The rise by the greenback, however, had been limited after yesterday’s soft U.S. economic data. This included an unexpected fall in core capital goods orders and weak existing home sales, which affirmed expectations that the Federal Reserve will hold interest rates steady.
The Aussie clawed back some of its recent plunge on upbeat central bank comments, and easing concerns about China’s ban on Australian coal imports.
The Australian dollar was up 0.3 percent after sliding more than 1 percent to a 10-day low the previous day, on fears a ban on the country’s coal by a Chinese port would hurt Australia’s already slowing economy. In addition, upbeat remarks from the country’s central bank chief earlier in the day also boosted the currency.

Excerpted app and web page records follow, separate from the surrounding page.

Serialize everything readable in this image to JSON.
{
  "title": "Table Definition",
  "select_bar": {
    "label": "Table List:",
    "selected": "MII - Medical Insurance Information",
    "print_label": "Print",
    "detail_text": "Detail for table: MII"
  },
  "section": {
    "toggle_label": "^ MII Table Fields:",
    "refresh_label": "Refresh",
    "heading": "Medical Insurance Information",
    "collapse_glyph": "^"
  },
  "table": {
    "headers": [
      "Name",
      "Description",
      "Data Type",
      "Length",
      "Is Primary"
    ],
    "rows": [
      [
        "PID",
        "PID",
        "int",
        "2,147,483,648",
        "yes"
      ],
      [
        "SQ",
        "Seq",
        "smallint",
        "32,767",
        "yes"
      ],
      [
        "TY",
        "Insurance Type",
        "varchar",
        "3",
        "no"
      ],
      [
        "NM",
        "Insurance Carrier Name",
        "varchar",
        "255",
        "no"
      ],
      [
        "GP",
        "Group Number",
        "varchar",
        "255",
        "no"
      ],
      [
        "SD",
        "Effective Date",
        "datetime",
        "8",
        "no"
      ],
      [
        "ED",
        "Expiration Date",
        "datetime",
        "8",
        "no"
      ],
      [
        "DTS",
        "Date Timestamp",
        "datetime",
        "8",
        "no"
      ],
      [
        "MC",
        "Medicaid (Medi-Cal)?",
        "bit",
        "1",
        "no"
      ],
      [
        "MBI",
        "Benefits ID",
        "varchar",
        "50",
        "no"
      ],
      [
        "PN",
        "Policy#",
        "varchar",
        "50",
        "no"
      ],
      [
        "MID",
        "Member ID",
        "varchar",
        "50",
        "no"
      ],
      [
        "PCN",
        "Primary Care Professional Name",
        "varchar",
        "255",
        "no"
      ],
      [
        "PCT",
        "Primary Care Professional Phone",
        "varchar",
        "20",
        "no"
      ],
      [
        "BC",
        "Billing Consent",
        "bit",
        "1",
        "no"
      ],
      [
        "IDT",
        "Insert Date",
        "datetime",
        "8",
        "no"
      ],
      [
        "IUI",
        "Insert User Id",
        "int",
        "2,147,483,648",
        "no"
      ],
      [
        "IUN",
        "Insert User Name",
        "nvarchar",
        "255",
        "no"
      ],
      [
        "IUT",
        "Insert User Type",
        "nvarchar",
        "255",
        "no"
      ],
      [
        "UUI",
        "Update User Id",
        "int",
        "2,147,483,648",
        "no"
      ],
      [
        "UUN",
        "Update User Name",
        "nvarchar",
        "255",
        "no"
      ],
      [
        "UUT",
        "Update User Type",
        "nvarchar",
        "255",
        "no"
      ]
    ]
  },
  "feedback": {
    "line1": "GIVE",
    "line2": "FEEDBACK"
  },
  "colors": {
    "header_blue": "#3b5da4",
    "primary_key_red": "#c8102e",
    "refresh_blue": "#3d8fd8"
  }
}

Meanwhile, Sterling has swung wildly this week as British Prime Minister, Theresa May, tries to persuade European Commission chief Jean-Claude Juncker, to modify her withdrawal deal and then get the tweaked agreement through the British parliament.